An intentional violation of the law, standing alone, is insufficient to constitute a crime involving moral turpitude, since nearly every criminal offense violation requires this form of general criminal intent, yet only some of them are CMTs, while others are not.  As the Supreme Court has stated: “No moral turpitude is involved [where] intentional violation is sufficient to constitute guilt.”[77]

[76] Matter of P, 6 I. & N. Dec. 795, 798 (BIA 1955).

[77] Braden v. United States, 365 U.S. 431, 437, 81 S.Ct. 584 (1961) (witness was not immune from conviction of a violation of 2 U.S.C. § 192 for refusing to answer questions at a hearing of a subcommittee of the House Un-American Activities Committee in reliance upon his understanding of Supreme Court’s previous decisions), quoting Sinclair v. United States, 279 U.S. 263, 299, 49 S.Ct. 268, 274 (1929).



Fifth Circuit

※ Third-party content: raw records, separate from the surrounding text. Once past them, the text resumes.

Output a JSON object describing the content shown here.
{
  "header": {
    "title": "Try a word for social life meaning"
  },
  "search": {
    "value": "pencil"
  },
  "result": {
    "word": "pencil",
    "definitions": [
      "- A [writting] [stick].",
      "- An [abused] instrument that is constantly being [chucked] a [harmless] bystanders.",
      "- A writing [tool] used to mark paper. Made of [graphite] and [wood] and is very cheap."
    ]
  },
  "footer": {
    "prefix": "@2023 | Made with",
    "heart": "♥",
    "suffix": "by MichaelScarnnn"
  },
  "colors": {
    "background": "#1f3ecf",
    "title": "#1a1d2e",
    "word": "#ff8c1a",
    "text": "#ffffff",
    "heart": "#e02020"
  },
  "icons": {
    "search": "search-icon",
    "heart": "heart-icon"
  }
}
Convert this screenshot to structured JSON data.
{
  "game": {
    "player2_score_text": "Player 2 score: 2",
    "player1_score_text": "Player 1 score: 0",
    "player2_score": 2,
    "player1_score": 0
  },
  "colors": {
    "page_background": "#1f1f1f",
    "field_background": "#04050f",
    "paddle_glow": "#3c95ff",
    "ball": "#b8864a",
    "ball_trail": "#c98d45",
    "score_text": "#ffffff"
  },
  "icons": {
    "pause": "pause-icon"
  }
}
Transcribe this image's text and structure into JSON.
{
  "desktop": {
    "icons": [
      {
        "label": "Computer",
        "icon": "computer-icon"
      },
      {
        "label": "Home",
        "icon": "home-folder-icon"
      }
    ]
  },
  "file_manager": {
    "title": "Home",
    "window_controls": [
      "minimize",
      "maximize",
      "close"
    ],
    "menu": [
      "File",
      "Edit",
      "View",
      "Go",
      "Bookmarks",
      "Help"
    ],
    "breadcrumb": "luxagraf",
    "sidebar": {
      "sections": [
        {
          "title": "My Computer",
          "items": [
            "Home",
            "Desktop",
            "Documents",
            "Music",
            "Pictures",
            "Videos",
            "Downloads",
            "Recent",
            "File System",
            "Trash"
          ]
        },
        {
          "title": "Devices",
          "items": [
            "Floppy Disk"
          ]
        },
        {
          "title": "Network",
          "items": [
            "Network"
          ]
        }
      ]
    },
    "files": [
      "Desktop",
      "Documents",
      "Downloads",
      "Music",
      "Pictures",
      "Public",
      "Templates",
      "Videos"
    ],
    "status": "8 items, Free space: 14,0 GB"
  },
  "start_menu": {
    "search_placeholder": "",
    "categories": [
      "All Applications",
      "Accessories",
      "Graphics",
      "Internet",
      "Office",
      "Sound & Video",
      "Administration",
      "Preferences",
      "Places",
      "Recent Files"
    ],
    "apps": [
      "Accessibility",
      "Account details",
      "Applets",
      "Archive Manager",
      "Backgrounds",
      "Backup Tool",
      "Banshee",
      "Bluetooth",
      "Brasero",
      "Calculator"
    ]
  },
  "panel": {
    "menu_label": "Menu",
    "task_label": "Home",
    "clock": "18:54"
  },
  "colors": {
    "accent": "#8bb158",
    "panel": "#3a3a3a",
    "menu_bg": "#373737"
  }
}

Esparza-Rodriguez v. Holder, 699 F.3d 821 (5th Cir. Oct. 18, 2012) (Texas conviction of assault, in violation of Tex. Penal Code 22.01(a)(1), where the record shows intentional mens rea, is a crime of moral turpitude for immigration purposes), following Matter of Solon, 24 I. & N. Dec. 239, 241"42 (BIA 2007).